Company M consisted of several heavy water-cooled machine gun crews and 81 millimeter mortar squads as well as platoon leaders, radio operators, drivers and messengers along with one medical corpsman attached to Company M from the 378th Medical Detachment.&bsp; Trucks and jeeps as required were available.

The front two seats of jeep #M-1 were normally occupied by the driver and the company commander, each of these two somewhat uncomfortably seated on squarish bottom and back canvas cushioned pads with a space about 9 or 10 inches wide between the two seats; this space normally occupied by a radio in a wooden box. The space behind was a variously-indented metal platform with a center recess for one small seat cushion where the aid-man normally sat. &bsp;

A canvas roof cover was supported at the front by the windshield frame and with a Y-shaped pipe frame at either side of the back seat area to support the sides and the back corners of the canvas roof. Since the rear seat had no back, the normal approach to sitting there was crossways with your head (actually your head inside your steel helmet) resting in the Y at one side of the pipe frame. &bsp;

This, oddly enough, was fairly comfortable except that when the jeep hits a bump or whenever the occupant of the helmet happens to go to sleep, his head slips suddenly backwards and the helmet falls off and into the highway.
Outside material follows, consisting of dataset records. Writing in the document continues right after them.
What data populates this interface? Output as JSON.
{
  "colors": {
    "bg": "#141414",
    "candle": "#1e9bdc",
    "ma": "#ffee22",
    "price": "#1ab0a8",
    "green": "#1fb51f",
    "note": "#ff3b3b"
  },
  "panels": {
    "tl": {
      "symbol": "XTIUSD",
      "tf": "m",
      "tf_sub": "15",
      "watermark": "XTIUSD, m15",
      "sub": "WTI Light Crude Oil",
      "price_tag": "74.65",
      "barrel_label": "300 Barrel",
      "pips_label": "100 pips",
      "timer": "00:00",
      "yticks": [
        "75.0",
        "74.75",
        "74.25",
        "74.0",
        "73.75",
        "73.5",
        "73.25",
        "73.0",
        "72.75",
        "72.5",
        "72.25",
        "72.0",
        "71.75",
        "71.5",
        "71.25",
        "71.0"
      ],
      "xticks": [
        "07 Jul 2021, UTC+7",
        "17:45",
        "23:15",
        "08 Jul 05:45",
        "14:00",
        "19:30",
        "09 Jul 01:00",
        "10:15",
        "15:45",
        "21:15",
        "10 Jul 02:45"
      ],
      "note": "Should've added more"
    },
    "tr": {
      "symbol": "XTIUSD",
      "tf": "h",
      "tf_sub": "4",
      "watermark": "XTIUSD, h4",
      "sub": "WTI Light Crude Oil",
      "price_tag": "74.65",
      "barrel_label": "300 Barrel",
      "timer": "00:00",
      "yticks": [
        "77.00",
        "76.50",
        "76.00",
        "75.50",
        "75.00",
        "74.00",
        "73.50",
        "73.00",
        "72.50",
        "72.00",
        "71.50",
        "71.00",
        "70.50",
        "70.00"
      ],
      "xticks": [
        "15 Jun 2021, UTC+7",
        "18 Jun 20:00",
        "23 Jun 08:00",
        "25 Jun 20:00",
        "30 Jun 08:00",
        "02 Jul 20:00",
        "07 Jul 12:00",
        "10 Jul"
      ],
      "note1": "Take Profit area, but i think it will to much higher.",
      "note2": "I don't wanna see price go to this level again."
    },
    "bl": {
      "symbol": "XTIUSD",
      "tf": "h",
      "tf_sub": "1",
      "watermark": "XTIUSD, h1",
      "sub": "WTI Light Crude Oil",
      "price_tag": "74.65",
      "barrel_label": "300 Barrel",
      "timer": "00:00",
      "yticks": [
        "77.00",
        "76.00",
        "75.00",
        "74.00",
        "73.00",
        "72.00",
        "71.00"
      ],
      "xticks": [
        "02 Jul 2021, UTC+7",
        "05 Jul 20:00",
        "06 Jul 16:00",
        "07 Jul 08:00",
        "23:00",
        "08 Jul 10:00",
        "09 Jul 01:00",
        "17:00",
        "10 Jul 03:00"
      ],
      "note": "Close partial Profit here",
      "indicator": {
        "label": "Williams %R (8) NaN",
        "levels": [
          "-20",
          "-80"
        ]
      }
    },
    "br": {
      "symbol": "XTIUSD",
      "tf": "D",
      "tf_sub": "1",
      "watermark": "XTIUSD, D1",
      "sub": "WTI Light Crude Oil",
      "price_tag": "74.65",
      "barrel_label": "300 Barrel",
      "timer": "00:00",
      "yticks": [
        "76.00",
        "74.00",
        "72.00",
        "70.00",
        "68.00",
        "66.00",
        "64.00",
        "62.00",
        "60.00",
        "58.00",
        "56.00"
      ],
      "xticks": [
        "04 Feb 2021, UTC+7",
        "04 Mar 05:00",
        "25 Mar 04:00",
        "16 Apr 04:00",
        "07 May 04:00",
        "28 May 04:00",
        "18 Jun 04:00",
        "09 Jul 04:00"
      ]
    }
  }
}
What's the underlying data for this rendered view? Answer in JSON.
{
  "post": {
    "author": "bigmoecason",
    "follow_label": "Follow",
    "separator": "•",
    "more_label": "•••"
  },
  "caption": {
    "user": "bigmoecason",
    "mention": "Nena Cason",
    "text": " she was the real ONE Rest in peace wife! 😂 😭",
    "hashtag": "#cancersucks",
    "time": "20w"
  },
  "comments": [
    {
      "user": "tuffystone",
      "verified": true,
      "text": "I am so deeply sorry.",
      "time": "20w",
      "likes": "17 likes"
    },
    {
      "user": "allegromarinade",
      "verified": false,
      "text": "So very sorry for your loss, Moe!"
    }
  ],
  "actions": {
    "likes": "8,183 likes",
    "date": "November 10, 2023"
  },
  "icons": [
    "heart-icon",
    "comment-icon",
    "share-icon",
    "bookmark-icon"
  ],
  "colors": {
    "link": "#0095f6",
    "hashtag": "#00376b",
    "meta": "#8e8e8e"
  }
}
Our suddenly ordered trip began in the mid-afternoon of one day in early February, 1945, cloudy and already cold. Our motor convoy left the Saar valley and traveled west toward Metz, then onto a secondary highway north to the border and through Luxembourg (with no customs clearance required) into that strange area where languages and national boundaries get confused: one minute the eastern part of the Netherlands, the next moment Belgium, then maybe France or Germany, no one knows except the driver. &bsp;

Unless you review a map or actually pass through this area, the existence of a narrow but fairly long tail of Holland extending in a southerly direction between Belgium and Germany down nearly to Luxembourg may surprise you. Aachen is the nearest German city; Maastricht with the nearby smaller towns of Treebech and Heerlen the Dutch. &bsp;

You may find it needful to speak Dutch, French, German or Flemish and the natives arent usually very helpful if you choose the wrong language.&bsp; In any case, our convoy proceeded throughout the night traveling in virtual darkness required by the continuing presence of enemy aircraft.

On at least seven or eight occasions, I drifted off the sleep, my head fell back and my helmet fell off and into the highway.&bsp; On the first occasion, the driver stopped and allowed me to run back and retrieve my helmet. On subsequent interruptions, he just slowed down to allow me to scoop up one of the numerous helmets lying in the highway lost by other rear seat riders. &bsp;

I finally retrieved seven (or maybe eight, Im not sure after all these years) helmets during the night.

We arrived about midday at an abandoned mental hospital near Venraij in central Holland, miles from anything beautiful or interesting, and many miles from the nearest windmill.

Incidentally, the webbing inside the various helmet liners and the actual steel helmets covering the liners that I recovered along the way contained interesting caches of cigarettes, candies and evidences of various other hobbies. I did think it only too appropriate, in view of my given name, that I should sleep for the next few nights in an insane asylum named (in honor of the country) Holland.

France, Luxembourg, and the Netherlands, February 1945.

Holland Brady, a local architect and a native of Tryon, designed the Tryon Presbyterian Church, Forbes Preschool, the Parish house at St. Johns of the Wilderness in Flat Rock and the Columbus United Methodist Church as well as the fire stations in Tryon, Columbus and Landrum. Many unique residences carry the Holland Brady signature. &bsp;

Brady was in the army from 1943 through 1946, serving with the 9th and 15th U.S. Armies, the British Second Army, and Gen. George S. Pattons Third Army.&bsp; He holds the Combat Medical Badge, three Battle Stars, the Good Conduct Medal, a Presidential Citation, the Victory Medal, and the Purple Heart.